- U.S. 250 - another route from the Midwest that paralleled Interstate 64 closely from Staunton southeast to Richmond, U.S. 250 enters the metropolitan area as Broad Street, merging with U.S. 33 just northwest of downtown at the intersection with Staples Mill Road. U.S. 250 ends at the intersection between Broad Street and U.S. 60/21st Street east of downtown.
- U.S. 301 - following Interstate 95 through the Carolinas, U.S. 301 passes through Emporia before reaching Petersburg. Entering Petersburg as Crater Road, U.S. 301 splits into U.S. 301 and Alternate U.S. 301. The alternate route enters downtown, while U.S. 301 remains east of downtown, passing Interstate 95 twice. Between Petersburg and Richmond, U.S. 1 and U.S. 301 are merged along Jefferson Davis Highway, and they split north of downtown Richmond. U.S. 301 continues northeast toward Annapolis before meeting its northern terminus southwest of Wilmington, Delaware.
- U.S. 360 - coming from south central Virginia, U.S. 360 angles northeast from Danville through South Boston and Amelia Court House to enter Richmond. Following Hull Street, U.S. 360 meets U.S. 60 and U.S. 33-250 east of downtown. U.S. 360 continues northeast from Richmond through Mechanicsville, reaching its end at Reedville/Chesapeake Beach.
- U.S. 460 - the only route to serve Petersburg solely is U.S. 460, which traces an east-west path across the center of Virginia. Briefly linking with Interstate 85, U.S. 460 remains south of downtown Petersburg but offers a business route into the urban area. U.S. 460 continues southeast of Petersburg to join U.S. 58 in Suffolk, then heads east into Hampton Roads.
For more background and other related information to Richmond and Petersburg area highways, please see the Roads to the Future page by Scott Kozel.
Just northwest of the city of Richmond is the nation's only street that has been designated as a national historic landmark: Monument Avenue. Constructed as an extension of downtown's Franklin Street, Monument Avenue is famous for the historic monuments and statues that are interspersed in traffic circles and rights of way along the one and one-half mile length of the road. The monuments date back to 1890, when a statue of Confederate General Robert E. Lee was unveiled at the intersection of Monument and Allen. Each of the monuments are presented in the table below.

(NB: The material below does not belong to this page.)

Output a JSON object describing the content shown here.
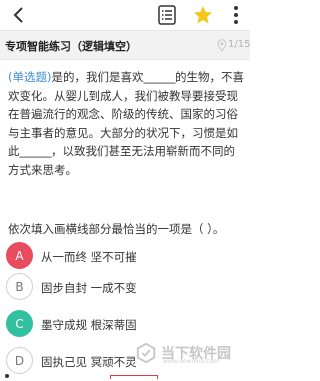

Richmond Highway Photos
|Virginia 161 (Boulevard)|
|Virginia 161 reassurance shield posted along Boulevard southbound after its intersection with Moore Street and Leigh Street east. Photo taken 08/08/04.|
|Major General James Ewell Brown Stuart fought many battles in the Civil War, and his statue was unveiled on May 30, 1907. Note the placement of these statues within the traffic circles. Photo taken 06/02/03.|
|Monument Avenue is one of the most beautiful, tree-lined streets in urban America. Photo taken 06/02/03.|
|The Matthew Fontaine Maury Monument was added to Monument Avenue in 1929. According to the Monument House webpage, Maury was known as "the Pathfinder of the Seas" and wrote about oceanography, sea navigation, and meteorology. Photo taken 06/02/03.|
- Moore, Mark.
- 2003-06-02 by AARoads. 2004-08-08 by Carter Buchanan.
Page Updated 03-25-2010.